Still, his main struggle this year has been with consistency — getting kids to always show up for practice, to put in the work on their own time, and to meet the school’s academic and faith standards. That’s led to study hall after school and practices that start at 6 a.m.
“Coach has set a goal that he wanted us to be at a 3.0 average as a team, so we don’t have to do study halls. Because of last year’s unorganized style, they don’t come to practice, for whatever reason. I’ve talked to some of them about that and we’re going to work on that in this half of the season,” Deason said. “Basketball is there, but it’s everything we have to do outside of basketball that’s going to affect how we are as people. If we can get all that together and come together spiritually, we can get that bond and chemistry that will go to the court.”
From a basketball perspective, the challenge is more daunting. Heinge is the only coach on staff with an extensive coaching background. One of his themes this year has been for all the coaches to come up with a consistent athletic philosophy for Joy Christian, even if individual coaching styles differ.
In all, Heinge sounds like a man who is here for the long haul. He said his goal is to build a competitive small-school program, not to put together the occasional powerhouse team.

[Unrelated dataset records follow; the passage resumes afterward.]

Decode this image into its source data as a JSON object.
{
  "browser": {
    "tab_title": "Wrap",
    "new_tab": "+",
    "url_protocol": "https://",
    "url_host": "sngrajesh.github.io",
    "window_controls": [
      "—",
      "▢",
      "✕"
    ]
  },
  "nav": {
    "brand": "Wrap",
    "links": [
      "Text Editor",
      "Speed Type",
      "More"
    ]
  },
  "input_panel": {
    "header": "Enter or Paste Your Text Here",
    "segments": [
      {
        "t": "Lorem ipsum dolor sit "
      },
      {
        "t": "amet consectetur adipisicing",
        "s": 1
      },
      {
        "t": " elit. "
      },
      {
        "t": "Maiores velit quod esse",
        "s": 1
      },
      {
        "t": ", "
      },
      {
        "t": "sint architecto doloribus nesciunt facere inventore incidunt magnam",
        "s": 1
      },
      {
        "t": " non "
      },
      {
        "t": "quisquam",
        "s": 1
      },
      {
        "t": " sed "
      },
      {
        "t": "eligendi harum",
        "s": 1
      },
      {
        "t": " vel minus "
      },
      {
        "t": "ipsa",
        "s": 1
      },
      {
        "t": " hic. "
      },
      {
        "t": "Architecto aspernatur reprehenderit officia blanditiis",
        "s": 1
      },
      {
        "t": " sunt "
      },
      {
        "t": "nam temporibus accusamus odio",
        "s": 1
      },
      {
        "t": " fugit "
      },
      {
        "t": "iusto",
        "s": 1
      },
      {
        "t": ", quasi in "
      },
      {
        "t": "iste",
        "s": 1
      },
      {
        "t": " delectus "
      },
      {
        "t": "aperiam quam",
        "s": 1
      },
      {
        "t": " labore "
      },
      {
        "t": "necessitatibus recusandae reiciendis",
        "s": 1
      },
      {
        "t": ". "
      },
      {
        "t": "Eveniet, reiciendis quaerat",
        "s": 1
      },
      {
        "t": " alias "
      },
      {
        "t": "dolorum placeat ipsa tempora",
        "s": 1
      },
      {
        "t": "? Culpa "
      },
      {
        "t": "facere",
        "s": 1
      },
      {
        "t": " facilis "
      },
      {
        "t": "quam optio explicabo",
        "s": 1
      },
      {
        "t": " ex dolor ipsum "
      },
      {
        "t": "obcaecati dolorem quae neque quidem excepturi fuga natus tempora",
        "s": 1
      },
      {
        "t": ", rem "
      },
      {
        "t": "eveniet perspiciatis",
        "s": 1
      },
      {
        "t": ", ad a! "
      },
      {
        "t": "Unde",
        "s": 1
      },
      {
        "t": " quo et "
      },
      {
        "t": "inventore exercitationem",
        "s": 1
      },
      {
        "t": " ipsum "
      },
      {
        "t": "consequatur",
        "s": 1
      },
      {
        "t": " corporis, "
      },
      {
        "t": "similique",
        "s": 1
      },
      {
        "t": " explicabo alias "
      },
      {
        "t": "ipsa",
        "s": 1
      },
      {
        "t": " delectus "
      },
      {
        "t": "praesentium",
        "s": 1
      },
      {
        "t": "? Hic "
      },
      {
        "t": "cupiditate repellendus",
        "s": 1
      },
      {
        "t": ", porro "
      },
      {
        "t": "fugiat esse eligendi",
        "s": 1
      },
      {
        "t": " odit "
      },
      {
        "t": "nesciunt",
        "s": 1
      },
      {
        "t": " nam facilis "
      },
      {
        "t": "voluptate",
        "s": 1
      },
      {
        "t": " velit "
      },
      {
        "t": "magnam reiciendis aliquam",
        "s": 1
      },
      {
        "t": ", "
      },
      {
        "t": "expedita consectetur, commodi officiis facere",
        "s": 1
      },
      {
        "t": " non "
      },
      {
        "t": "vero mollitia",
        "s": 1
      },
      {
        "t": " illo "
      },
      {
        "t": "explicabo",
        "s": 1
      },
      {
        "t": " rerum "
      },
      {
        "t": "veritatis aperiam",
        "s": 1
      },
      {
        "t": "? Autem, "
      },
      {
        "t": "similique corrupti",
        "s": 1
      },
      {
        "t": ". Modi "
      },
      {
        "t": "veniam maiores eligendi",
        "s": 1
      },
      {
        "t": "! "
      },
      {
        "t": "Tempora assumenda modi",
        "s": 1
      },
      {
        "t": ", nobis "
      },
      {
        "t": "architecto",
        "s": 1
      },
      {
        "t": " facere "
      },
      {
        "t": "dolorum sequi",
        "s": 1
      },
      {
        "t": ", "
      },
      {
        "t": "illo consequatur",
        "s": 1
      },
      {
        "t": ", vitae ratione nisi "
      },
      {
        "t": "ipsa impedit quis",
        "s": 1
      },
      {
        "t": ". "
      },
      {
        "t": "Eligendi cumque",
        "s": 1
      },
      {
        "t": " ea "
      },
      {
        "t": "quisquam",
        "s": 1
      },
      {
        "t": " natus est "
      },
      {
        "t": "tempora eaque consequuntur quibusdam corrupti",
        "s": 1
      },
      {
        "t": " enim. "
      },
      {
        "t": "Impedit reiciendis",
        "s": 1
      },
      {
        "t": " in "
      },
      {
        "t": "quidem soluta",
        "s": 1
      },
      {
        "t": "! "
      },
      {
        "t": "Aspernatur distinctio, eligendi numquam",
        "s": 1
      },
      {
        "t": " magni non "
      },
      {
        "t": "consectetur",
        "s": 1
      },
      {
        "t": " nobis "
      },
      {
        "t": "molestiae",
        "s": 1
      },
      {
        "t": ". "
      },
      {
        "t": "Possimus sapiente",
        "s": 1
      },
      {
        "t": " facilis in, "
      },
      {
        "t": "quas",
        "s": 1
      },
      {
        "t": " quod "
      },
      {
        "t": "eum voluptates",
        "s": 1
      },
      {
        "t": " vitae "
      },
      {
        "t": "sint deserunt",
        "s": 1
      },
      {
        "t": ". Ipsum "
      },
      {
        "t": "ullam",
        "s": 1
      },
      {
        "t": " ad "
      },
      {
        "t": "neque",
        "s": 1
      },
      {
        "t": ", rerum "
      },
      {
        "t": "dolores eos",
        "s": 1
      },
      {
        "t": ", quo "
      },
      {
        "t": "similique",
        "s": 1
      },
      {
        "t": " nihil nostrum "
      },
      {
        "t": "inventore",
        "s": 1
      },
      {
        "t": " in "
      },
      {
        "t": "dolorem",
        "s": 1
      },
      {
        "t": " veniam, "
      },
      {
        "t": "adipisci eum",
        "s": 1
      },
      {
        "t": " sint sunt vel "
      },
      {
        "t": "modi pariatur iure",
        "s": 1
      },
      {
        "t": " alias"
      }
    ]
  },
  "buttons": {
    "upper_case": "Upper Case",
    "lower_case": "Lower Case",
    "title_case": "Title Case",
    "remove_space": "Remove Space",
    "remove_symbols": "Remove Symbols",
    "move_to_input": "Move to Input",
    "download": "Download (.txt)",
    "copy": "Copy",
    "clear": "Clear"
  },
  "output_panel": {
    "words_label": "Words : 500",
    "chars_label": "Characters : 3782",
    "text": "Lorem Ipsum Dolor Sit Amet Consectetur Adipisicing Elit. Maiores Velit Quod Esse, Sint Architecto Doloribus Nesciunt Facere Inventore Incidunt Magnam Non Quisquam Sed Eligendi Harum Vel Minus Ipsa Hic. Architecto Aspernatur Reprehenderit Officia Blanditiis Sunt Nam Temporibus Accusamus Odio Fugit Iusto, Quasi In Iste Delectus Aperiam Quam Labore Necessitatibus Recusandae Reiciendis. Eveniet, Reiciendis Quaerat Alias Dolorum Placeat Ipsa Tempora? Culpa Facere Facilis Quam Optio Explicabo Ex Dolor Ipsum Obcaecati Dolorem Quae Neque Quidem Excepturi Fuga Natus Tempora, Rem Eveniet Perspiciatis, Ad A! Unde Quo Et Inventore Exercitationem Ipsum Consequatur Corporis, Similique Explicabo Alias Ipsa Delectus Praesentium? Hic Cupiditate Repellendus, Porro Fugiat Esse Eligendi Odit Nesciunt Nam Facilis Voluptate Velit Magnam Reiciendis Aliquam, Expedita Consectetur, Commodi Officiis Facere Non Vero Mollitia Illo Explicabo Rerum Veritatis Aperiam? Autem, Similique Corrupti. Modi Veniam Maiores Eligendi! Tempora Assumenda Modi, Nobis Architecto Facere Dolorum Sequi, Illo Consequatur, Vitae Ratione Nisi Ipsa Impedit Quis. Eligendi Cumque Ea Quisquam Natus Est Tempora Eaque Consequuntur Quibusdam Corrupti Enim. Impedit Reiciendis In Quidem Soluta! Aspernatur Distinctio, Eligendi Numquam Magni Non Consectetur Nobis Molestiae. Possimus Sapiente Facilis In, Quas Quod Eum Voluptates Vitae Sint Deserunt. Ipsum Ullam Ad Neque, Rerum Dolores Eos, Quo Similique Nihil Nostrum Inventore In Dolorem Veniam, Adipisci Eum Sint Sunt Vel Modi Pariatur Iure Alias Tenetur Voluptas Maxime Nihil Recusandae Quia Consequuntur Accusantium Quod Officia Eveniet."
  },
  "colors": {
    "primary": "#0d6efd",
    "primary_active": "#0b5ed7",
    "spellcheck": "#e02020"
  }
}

Down the road, he’d like to see Joy Chrisitan grow into a consistent 1A contender, as well as a team that can play with 5A and 4A schools when they meet in tournaments. A nearby example in Northwest Christian, which came within a point of winning the Northwest Invitational Tournament over Christmas break.
“You don’t build a program off talent. You build it off fundamentals, off principles and off character, and off the variables you hope to gain when you become a great program,” Heinge said. “It’s very rewarding, because you can take advantage of teaching kids things they have not been taught. Coming to a bare-roots school, you get to hopefully set that foundation that will be the tradition that they grow on.”
That’s not to say the Eagles are bereft of talent. Heinge said its rare for many bigger schools to have a 6-8 center (junior Jeremiah April) an athletic 6-3 forawrd (junior Ed Beasley) a 6-4 forward who played some in his native Germany (Fabien Kuehhurt) and a point guard who sees the floor and understands the game (Deason). Joy Christian also has a large (relatively speaking) freshman class that Heinge said he’s enjoying the chance to mold.
But, as Heinge’s learned in his return to coaching boys basketball, 1A is teeming with up and coming programs. So far, the coach said, Joy Christian has won the games it should win and lost the games it should lose. Among those losses are a competitive game with Phoenix Veritas Prep (77-60) and blowouts administered by Valley Lutheran (69-29) and the Orme boarding school (99-30).
Those results were not a major surprise, Valley Lutheran was the 1A runner-up in 2010, losing to Gilbert Christian in the finals. Orme may be one of the best teams in the state, with a 12-0 record and wins against 4A and 5A competition.
“The talent level is much tougher than it was 12 years ago when I coached 2A. The Orme school has some phenomenal athletes. They have foreign exchange students from Turkey and some other parts of Europe. I looked at them and said, ‘whoa, you’re reminding me of some lower-level national teams.’” Heinge said. “If we learn the mental toughness to go out and compete every game, to compete in every practice, will go out and compete with any team in 1A. We need to compete in 1A with a 5A mentality.”
For now, Heinge is OK with his team’s place in the second tier of 1A. He sees progress, and the early signs of a consistent program are there.
“The best thing is, we’re a young program. We’re two or three years out from being dominant,” Heinge said. “But as long as your program is building, that’s what you want to see is growth. If we were stagnant and just trying to win off talent, I would say I’m not your coach. That’s not why I’m here. I’m here for the long haul.”